### Problem description
Filter these records by the string "Rectangle", copying each line that holds it.

### Dataset rows for apps and sites
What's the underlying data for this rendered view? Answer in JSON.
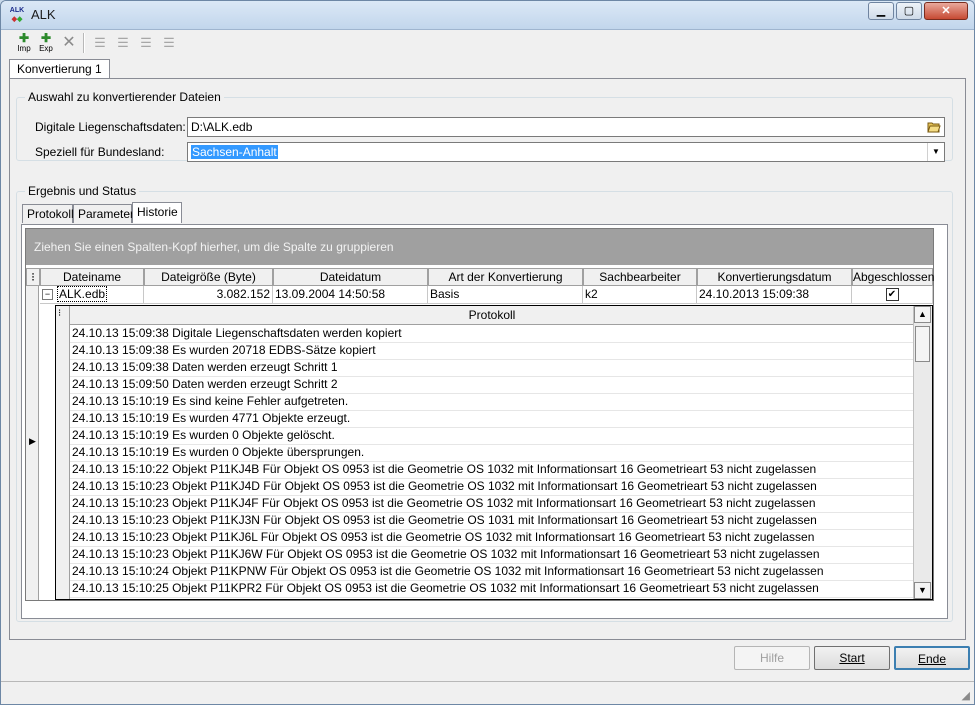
{
  "window": {
    "title": "ALK",
    "icon_text": "ALK"
  },
  "toolbar": {
    "imp_label": "Imp",
    "exp_label": "Exp"
  },
  "main_tab": "Konvertierung 1",
  "selection_group": {
    "legend": "Auswahl zu konvertierender Dateien",
    "file_label": "Digitale Liegenschaftsdaten:",
    "file_value": "D:\\ALK.edb",
    "state_label": "Speziell für Bundesland:",
    "state_value": "Sachsen-Anhalt"
  },
  "result_group": {
    "legend": "Ergebnis und Status",
    "tabs": [
      "Protokoll",
      "Parameter",
      "Historie"
    ]
  },
  "grid": {
    "group_hint": "Ziehen Sie einen Spalten-Kopf hierher, um die Spalte zu gruppieren",
    "columns": [
      "Dateiname",
      "Dateigröße (Byte)",
      "Dateidatum",
      "Art der Konvertierung",
      "Sachbearbeiter",
      "Konvertierungsdatum",
      "Abgeschlossen"
    ],
    "row": {
      "dateiname": "ALK.edb",
      "dateigroesse": "3.082.152",
      "dateidatum": "13.09.2004 14:50:58",
      "art": "Basis",
      "sachbearbeiter": "k2",
      "konvertierungsdatum": "24.10.2013 15:09:38",
      "abgeschlossen_mark": "✔"
    },
    "sub_header": "Protokoll",
    "log": [
      "24.10.13 15:09:38  Digitale Liegenschaftsdaten werden kopiert",
      "24.10.13 15:09:38  Es wurden 20718 EDBS-Sätze kopiert",
      "24.10.13 15:09:38  Daten werden erzeugt Schritt 1",
      "24.10.13 15:09:50  Daten werden erzeugt Schritt 2",
      "24.10.13 15:10:19  Es sind keine Fehler aufgetreten.",
      "24.10.13 15:10:19  Es wurden 4771 Objekte erzeugt.",
      "24.10.13 15:10:19  Es wurden 0 Objekte gelöscht.",
      "24.10.13 15:10:19  Es wurden 0 Objekte übersprungen.",
      "24.10.13 15:10:22  Objekt P11KJ4B Für Objekt OS 0953 ist die Geometrie OS 1032 mit Informationsart 16 Geometrieart 53 nicht zugelassen",
      "24.10.13 15:10:23  Objekt P11KJ4D Für Objekt OS 0953 ist die Geometrie OS 1032 mit Informationsart 16 Geometrieart 53 nicht zugelassen",
      "24.10.13 15:10:23  Objekt P11KJ4F Für Objekt OS 0953 ist die Geometrie OS 1032 mit Informationsart 16 Geometrieart 53 nicht zugelassen",
      "24.10.13 15:10:23  Objekt P11KJ3N Für Objekt OS 0953 ist die Geometrie OS 1031 mit Informationsart 16 Geometrieart 53 nicht zugelassen",
      "24.10.13 15:10:23  Objekt P11KJ6L Für Objekt OS 0953 ist die Geometrie OS 1032 mit Informationsart 16 Geometrieart 53 nicht zugelassen",
      "24.10.13 15:10:23  Objekt P11KJ6W Für Objekt OS 0953 ist die Geometrie OS 1032 mit Informationsart 16 Geometrieart 53 nicht zugelassen",
      "24.10.13 15:10:24  Objekt P11KPNW Für Objekt OS 0953 ist die Geometrie OS 1032 mit Informationsart 16 Geometrieart 53 nicht zugelassen",
      "24.10.13 15:10:25  Objekt P11KPR2 Für Objekt OS 0953 ist die Geometrie OS 1032 mit Informationsart 16 Geometrieart 53 nicht zugelassen"
    ]
  },
  "buttons": {
    "help": "Hilfe",
    "start": "Start",
    "end": "Ende"
  }
}
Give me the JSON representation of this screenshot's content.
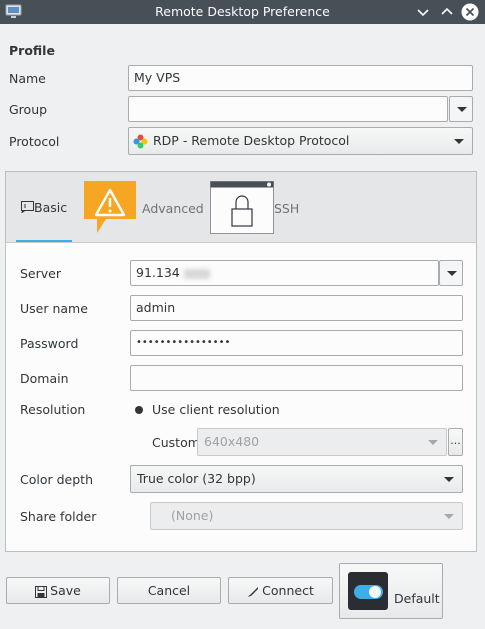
{
  "window": {
    "title": "Remote Desktop Preference",
    "app_icon": "remote-desktop-icon",
    "controls": [
      "minimize-icon",
      "maximize-icon",
      "close-icon"
    ]
  },
  "profile": {
    "section_label": "Profile",
    "name_label": "Name",
    "name_value": "My VPS",
    "group_label": "Group",
    "group_value": "",
    "protocol_label": "Protocol",
    "protocol_value": "RDP - Remote Desktop Protocol",
    "protocol_icon": "rdp-protocol-icon"
  },
  "tabs": [
    {
      "label": "Basic",
      "icon": "basic-tab-icon",
      "active": true
    },
    {
      "label": "Advanced",
      "icon": "warning-icon",
      "active": false
    },
    {
      "label": "SSH",
      "icon": "ssh-lock-icon",
      "active": false
    }
  ],
  "basic": {
    "server_label": "Server",
    "server_value": "91.134",
    "username_label": "User name",
    "username_value": "admin",
    "password_label": "Password",
    "password_value": "••••••••••••••••",
    "domain_label": "Domain",
    "domain_value": "",
    "resolution_label": "Resolution",
    "resolution_option": "Use client resolution",
    "custom_label": "Custom",
    "custom_value": "640x480",
    "custom_more": "...",
    "color_depth_label": "Color depth",
    "color_depth_value": "True color (32 bpp)",
    "share_folder_label": "Share folder",
    "share_folder_value": "(None)"
  },
  "footer": {
    "save_label": "Save",
    "cancel_label": "Cancel",
    "connect_label": "Connect",
    "default_label": "Default"
  },
  "colors": {
    "titlebar": "#475057",
    "accent": "#3daee9",
    "warning": "#f6a623"
  }
}
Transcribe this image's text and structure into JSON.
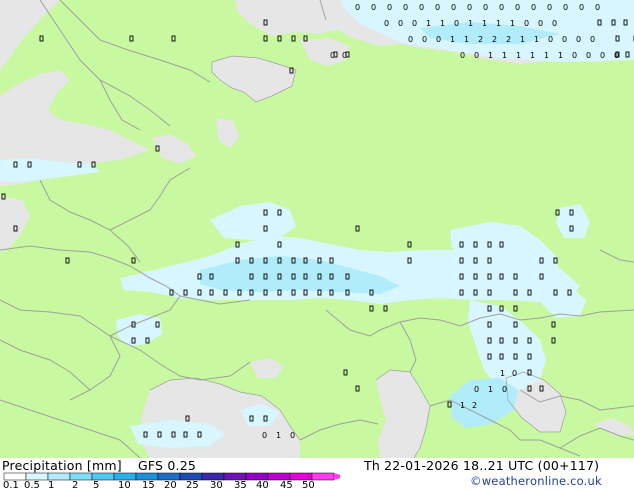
{
  "map": {
    "colors": {
      "land": "#c8f8a0",
      "sea": "#e6e6e6",
      "border": "#a0a0a0",
      "light_precip": "#d8f6ff",
      "medium_precip": "#b0ecfa",
      "strong_precip": "#50c8f0"
    },
    "grid_value_rows": [
      {
        "id": "arctic-1",
        "vals": [
          "0",
          "0",
          "0",
          "0",
          "0",
          "0",
          "0",
          "0",
          "0",
          "0",
          "0",
          "0",
          "0",
          "0",
          "0",
          "0"
        ]
      },
      {
        "id": "arctic-2",
        "vals": [
          "0",
          "0",
          "0",
          "1",
          "1",
          "0",
          "1",
          "1",
          "1",
          "1",
          "0",
          "0",
          "0"
        ]
      },
      {
        "id": "arctic-3",
        "vals": [
          "0",
          "0",
          "0",
          "1",
          "1",
          "2",
          "2",
          "2",
          "1",
          "1",
          "0",
          "0",
          "0",
          "0"
        ]
      },
      {
        "id": "arctic-4",
        "vals": [
          "0",
          "0",
          "1",
          "1",
          "1",
          "1",
          "1",
          "1",
          "0",
          "0",
          "0",
          "0"
        ]
      },
      {
        "id": "kara-2",
        "vals": [
          "0",
          "0"
        ]
      },
      {
        "id": "kazakh-1",
        "vals": [
          "1",
          "0"
        ]
      },
      {
        "id": "kazakh-2",
        "vals": [
          "0",
          "1",
          "0"
        ]
      },
      {
        "id": "kazakh-3",
        "vals": [
          "1",
          "2"
        ]
      },
      {
        "id": "georgia",
        "vals": [
          "0",
          "1",
          "0"
        ]
      }
    ]
  },
  "footer": {
    "title": "Precipitation [mm]",
    "model": "GFS 0.25",
    "datetime": "Th 22-01-2026 18..21 UTC (00+117)",
    "credit": "©weatheronline.co.uk",
    "colorbar": {
      "colors": [
        "#ffffff",
        "#d8f6ff",
        "#b0ecfa",
        "#80dcf8",
        "#50c8f0",
        "#28b0e8",
        "#1e90d8",
        "#1e6ec8",
        "#1e4cb4",
        "#3c28a8",
        "#6e14b4",
        "#9600c8",
        "#be00d2",
        "#e600dc",
        "#ff3cf0"
      ],
      "labels": [
        "0.1",
        "0.5",
        "1",
        "2",
        "5",
        "10",
        "15",
        "20",
        "25",
        "30",
        "35",
        "40",
        "45",
        "50"
      ]
    }
  }
}
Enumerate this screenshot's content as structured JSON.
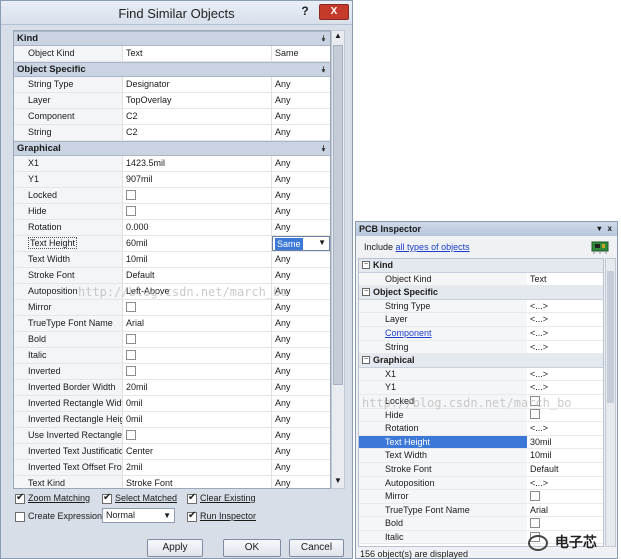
{
  "dialog": {
    "title": "Find Similar Objects",
    "help_glyph": "?",
    "close_glyph": "X",
    "categories": {
      "kind": "Kind",
      "object_specific": "Object Specific",
      "graphical": "Graphical"
    },
    "kind_rows": [
      {
        "label": "Object Kind",
        "value": "Text",
        "match": "Same"
      }
    ],
    "object_rows": [
      {
        "label": "String Type",
        "value": "Designator",
        "match": "Any"
      },
      {
        "label": "Layer",
        "value": "TopOverlay",
        "match": "Any"
      },
      {
        "label": "Component",
        "value": "C2",
        "match": "Any"
      },
      {
        "label": "String",
        "value": "C2",
        "match": "Any"
      }
    ],
    "graphical_rows": [
      {
        "label": "X1",
        "value": "1423.5mil",
        "match": "Any"
      },
      {
        "label": "Y1",
        "value": "907mil",
        "match": "Any"
      },
      {
        "label": "Locked",
        "value": "",
        "match": "Any",
        "checkbox": true
      },
      {
        "label": "Hide",
        "value": "",
        "match": "Any",
        "checkbox": true
      },
      {
        "label": "Rotation",
        "value": "0.000",
        "match": "Any"
      },
      {
        "label": "Text Height",
        "value": "60mil",
        "match": "Same",
        "selected": true
      },
      {
        "label": "Text Width",
        "value": "10mil",
        "match": "Any"
      },
      {
        "label": "Stroke Font",
        "value": "Default",
        "match": "Any"
      },
      {
        "label": "Autoposition",
        "value": "Left-Above",
        "match": "Any"
      },
      {
        "label": "Mirror",
        "value": "",
        "match": "Any",
        "checkbox": true
      },
      {
        "label": "TrueType Font Name",
        "value": "Arial",
        "match": "Any"
      },
      {
        "label": "Bold",
        "value": "",
        "match": "Any",
        "checkbox": true
      },
      {
        "label": "Italic",
        "value": "",
        "match": "Any",
        "checkbox": true
      },
      {
        "label": "Inverted",
        "value": "",
        "match": "Any",
        "checkbox": true
      },
      {
        "label": "Inverted Border Width",
        "value": "20mil",
        "match": "Any"
      },
      {
        "label": "Inverted Rectangle Widt",
        "value": "0mil",
        "match": "Any"
      },
      {
        "label": "Inverted Rectangle Heig",
        "value": "0mil",
        "match": "Any"
      },
      {
        "label": "Use Inverted Rectangle",
        "value": "",
        "match": "Any",
        "checkbox": true
      },
      {
        "label": "Inverted Text Justificatio",
        "value": "Center",
        "match": "Any"
      },
      {
        "label": "Inverted Text Offset Fror",
        "value": "2mil",
        "match": "Any"
      },
      {
        "label": "Text Kind",
        "value": "Stroke Font",
        "match": "Any"
      }
    ],
    "options": {
      "zoom_matching": {
        "label": "Zoom Matching",
        "checked": true
      },
      "select_matched": {
        "label": "Select Matched",
        "checked": true
      },
      "clear_existing": {
        "label": "Clear Existing",
        "checked": true
      },
      "create_expression": {
        "label": "Create Expression",
        "checked": false
      },
      "mode_value": "Normal",
      "run_inspector": {
        "label": "Run Inspector",
        "checked": true
      }
    },
    "buttons": {
      "apply": "Apply",
      "ok": "OK",
      "cancel": "Cancel"
    }
  },
  "inspector": {
    "title": "PCB Inspector",
    "header_controls": "▾ x",
    "include_prefix": "Include",
    "include_link": "all types of objects",
    "categories": {
      "kind": "Kind",
      "object_specific": "Object Specific",
      "graphical": "Graphical"
    },
    "kind_rows": [
      {
        "label": "Object Kind",
        "value": "Text"
      }
    ],
    "object_rows": [
      {
        "label": "String Type",
        "value": "<...>"
      },
      {
        "label": "Layer",
        "value": "<...>"
      },
      {
        "label": "Component",
        "value": "<...>",
        "link": true
      },
      {
        "label": "String",
        "value": "<...>"
      }
    ],
    "graphical_rows": [
      {
        "label": "X1",
        "value": "<...>"
      },
      {
        "label": "Y1",
        "value": "<...>"
      },
      {
        "label": "Locked",
        "value": "",
        "checkbox": true
      },
      {
        "label": "Hide",
        "value": "",
        "checkbox": true
      },
      {
        "label": "Rotation",
        "value": "<...>"
      },
      {
        "label": "Text Height",
        "value": "30mil",
        "highlighted": true
      },
      {
        "label": "Text Width",
        "value": "10mil"
      },
      {
        "label": "Stroke Font",
        "value": "Default"
      },
      {
        "label": "Autoposition",
        "value": "<...>"
      },
      {
        "label": "Mirror",
        "value": "",
        "checkbox": true
      },
      {
        "label": "TrueType Font Name",
        "value": "Arial"
      },
      {
        "label": "Bold",
        "value": "",
        "checkbox": true
      },
      {
        "label": "Italic",
        "value": "",
        "checkbox": true
      }
    ],
    "status": "156 object(s) are displayed"
  },
  "watermarks": {
    "left": "http://blog.csdn.net/march_bo",
    "right": "http://blog.csdn.net/march_bo"
  },
  "brand": "电子芯"
}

### Task answer
        "label": "Inverted Rectangle Widt",
        "label": "Inverted Rectangle Heig",
        "label": "Use Inverted Rectangle",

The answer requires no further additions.